Task item:
Would you set down every entry shown below, precisely as written?

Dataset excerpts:
↓↓↓
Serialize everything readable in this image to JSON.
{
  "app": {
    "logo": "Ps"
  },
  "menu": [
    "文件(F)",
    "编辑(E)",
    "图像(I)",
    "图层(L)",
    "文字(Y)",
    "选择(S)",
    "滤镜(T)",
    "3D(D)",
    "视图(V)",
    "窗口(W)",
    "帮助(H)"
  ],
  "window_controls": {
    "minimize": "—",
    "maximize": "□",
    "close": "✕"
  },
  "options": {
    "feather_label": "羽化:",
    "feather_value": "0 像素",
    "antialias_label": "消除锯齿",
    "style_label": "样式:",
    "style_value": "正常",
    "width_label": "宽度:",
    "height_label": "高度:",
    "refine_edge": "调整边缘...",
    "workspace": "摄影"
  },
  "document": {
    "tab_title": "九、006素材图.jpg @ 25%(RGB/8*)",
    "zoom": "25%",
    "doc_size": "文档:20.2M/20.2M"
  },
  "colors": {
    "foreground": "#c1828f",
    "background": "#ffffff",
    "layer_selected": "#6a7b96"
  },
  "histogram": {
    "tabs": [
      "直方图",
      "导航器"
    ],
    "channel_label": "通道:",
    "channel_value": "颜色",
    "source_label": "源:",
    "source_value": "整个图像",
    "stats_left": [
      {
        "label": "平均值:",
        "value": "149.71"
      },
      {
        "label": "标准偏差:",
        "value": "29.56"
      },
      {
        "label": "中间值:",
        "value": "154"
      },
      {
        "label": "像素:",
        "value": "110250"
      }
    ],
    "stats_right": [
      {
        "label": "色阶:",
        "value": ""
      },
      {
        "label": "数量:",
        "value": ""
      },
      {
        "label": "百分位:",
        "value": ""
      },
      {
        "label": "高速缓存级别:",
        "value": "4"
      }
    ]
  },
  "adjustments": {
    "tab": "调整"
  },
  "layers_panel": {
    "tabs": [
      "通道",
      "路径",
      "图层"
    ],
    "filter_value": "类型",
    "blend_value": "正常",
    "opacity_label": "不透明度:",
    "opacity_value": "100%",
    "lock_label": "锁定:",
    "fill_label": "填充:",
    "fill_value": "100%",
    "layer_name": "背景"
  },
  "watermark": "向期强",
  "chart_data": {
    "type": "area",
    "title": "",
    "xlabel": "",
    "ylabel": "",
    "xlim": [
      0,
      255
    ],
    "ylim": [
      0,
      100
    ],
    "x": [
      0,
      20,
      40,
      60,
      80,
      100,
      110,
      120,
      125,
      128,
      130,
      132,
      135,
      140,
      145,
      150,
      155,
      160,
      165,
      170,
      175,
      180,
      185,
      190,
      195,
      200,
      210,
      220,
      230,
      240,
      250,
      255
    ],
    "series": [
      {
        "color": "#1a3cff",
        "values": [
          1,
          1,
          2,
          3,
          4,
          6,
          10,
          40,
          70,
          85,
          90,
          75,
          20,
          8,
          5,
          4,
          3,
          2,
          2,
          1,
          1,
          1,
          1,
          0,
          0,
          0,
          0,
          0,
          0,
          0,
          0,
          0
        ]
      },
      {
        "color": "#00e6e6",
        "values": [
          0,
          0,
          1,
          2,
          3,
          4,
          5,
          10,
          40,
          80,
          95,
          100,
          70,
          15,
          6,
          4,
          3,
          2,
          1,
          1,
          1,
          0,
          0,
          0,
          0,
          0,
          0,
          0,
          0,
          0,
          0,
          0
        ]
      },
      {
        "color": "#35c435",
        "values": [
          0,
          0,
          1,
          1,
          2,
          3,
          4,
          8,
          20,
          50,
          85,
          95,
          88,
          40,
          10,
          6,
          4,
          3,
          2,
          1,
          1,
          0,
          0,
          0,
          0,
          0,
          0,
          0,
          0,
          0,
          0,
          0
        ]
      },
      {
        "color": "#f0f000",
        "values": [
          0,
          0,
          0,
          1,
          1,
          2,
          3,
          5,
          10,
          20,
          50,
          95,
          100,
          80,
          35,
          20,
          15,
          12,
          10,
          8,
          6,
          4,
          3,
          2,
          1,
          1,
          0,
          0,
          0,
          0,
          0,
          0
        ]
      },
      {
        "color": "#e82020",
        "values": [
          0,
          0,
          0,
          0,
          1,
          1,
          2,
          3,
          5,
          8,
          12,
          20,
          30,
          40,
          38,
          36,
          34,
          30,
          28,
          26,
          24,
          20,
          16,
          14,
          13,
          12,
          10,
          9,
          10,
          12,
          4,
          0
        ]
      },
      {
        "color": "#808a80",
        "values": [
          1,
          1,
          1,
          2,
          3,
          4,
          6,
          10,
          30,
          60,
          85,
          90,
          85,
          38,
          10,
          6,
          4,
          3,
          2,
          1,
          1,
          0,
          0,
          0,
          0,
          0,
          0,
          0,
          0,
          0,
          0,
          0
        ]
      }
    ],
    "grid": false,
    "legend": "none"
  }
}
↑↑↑
Exercise output:
Serialize everything readable in this image to JSON.
{
  "app": {
    "logo": "Ps"
  },
  "menu": [
    "文件(F)",
    "编辑(E)",
    "图像(I)",
    "图层(L)",
    "文字(Y)",
    "选择(S)",
    "滤镜(T)",
    "3D(D)",
    "视图(V)",
    "窗口(W)",
    "帮助(H)"
  ],
  "window_controls": {
    "minimize": "—",
    "maximize": "□",
    "close": "✕"
  },
  "options": {
    "feather_label": "羽化:",
    "feather_value": "0 像素",
    "antialias_label": "消除锯齿",
    "style_label": "样式:",
    "style_value": "正常",
    "width_label": "宽度:",
    "height_label": "高度:",
    "refine_edge": "调整边缘...",
    "workspace": "摄影"
  },
  "document": {
    "tab_title": "九、006素材图.jpg @ 25%(RGB/8*)",
    "zoom": "25%",
    "doc_size": "文档:20.2M/20.2M"
  },
  "colors": {
    "foreground": "#c1828f",
    "background": "#ffffff",
    "layer_selected": "#6a7b96"
  },
  "histogram": {
    "tabs": [
      "直方图",
      "导航器"
    ],
    "channel_label": "通道:",
    "channel_value": "颜色",
    "source_label": "源:",
    "source_value": "整个图像",
    "stats_left": [
      {
        "label": "平均值:",
        "value": "149.71"
      },
      {
        "label": "标准偏差:",
        "value": "29.56"
      },
      {
        "label": "中间值:",
        "value": "154"
      },
      {
        "label": "像素:",
        "value": "110250"
      }
    ],
    "stats_right": [
      {
        "label": "色阶:",
        "value": ""
      },
      {
        "label": "数量:",
        "value": ""
      },
      {
        "label": "百分位:",
        "value": ""
      },
      {
        "label": "高速缓存级别:",
        "value": "4"
      }
    ]
  },
  "adjustments": {
    "tab": "调整"
  },
  "layers_panel": {
    "tabs": [
      "通道",
      "路径",
      "图层"
    ],
    "filter_value": "类型",
    "blend_value": "正常",
    "opacity_label": "不透明度:",
    "opacity_value": "100%",
    "lock_label": "锁定:",
    "fill_label": "填充:",
    "fill_value": "100%",
    "layer_name": "背景"
  },
  "watermark": "向期强",
  "chart_data": {
    "type": "area",
    "title": "",
    "xlabel": "",
    "ylabel": "",
    "xlim": [
      0,
      255
    ],
    "ylim": [
      0,
      100
    ],
    "x": [
      0,
      20,
      40,
      60,
      80,
      100,
      110,
      120,
      125,
      128,
      130,
      132,
      135,
      140,
      145,
      150,
      155,
      160,
      165,
      170,
      175,
      180,
      185,
      190,
      195,
      200,
      210,
      220,
      230,
      240,
      250,
      255
    ],
    "series": [
      {
        "color": "#1a3cff",
        "values": [
          1,
          1,
          2,
          3,
          4,
          6,
          10,
          40,
          70,
          85,
          90,
          75,
          20,
          8,
          5,
          4,
          3,
          2,
          2,
          1,
          1,
          1,
          1,
          0,
          0,
          0,
          0,
          0,
          0,
          0,
          0,
          0
        ]
      },
      {
        "color": "#00e6e6",
        "values": [
          0,
          0,
          1,
          2,
          3,
          4,
          5,
          10,
          40,
          80,
          95,
          100,
          70,
          15,
          6,
          4,
          3,
          2,
          1,
          1,
          1,
          0,
          0,
          0,
          0,
          0,
          0,
          0,
          0,
          0,
          0,
          0
        ]
      },
      {
        "color": "#35c435",
        "values": [
          0,
          0,
          1,
          1,
          2,
          3,
          4,
          8,
          20,
          50,
          85,
          95,
          88,
          40,
          10,
          6,
          4,
          3,
          2,
          1,
          1,
          0,
          0,
          0,
          0,
          0,
          0,
          0,
          0,
          0,
          0,
          0
        ]
      },
      {
        "color": "#f0f000",
        "values": [
          0,
          0,
          0,
          1,
          1,
          2,
          3,
          5,
          10,
          20,
          50,
          95,
          100,
          80,
          35,
          20,
          15,
          12,
          10,
          8,
          6,
          4,
          3,
          2,
          1,
          1,
          0,
          0,
          0,
          0,
          0,
          0
        ]
      },
      {
        "color": "#e82020",
        "values": [
          0,
          0,
          0,
          0,
          1,
          1,
          2,
          3,
          5,
          8,
          12,
          20,
          30,
          40,
          38,
          36,
          34,
          30,
          28,
          26,
          24,
          20,
          16,
          14,
          13,
          12,
          10,
          9,
          10,
          12,
          4,
          0
        ]
      },
      {
        "color": "#808a80",
        "values": [
          1,
          1,
          1,
          2,
          3,
          4,
          6,
          10,
          30,
          60,
          85,
          90,
          85,
          38,
          10,
          6,
          4,
          3,
          2,
          1,
          1,
          0,
          0,
          0,
          0,
          0,
          0,
          0,
          0,
          0,
          0,
          0
        ]
      }
    ],
    "grid": false,
    "legend": "none"
  }
}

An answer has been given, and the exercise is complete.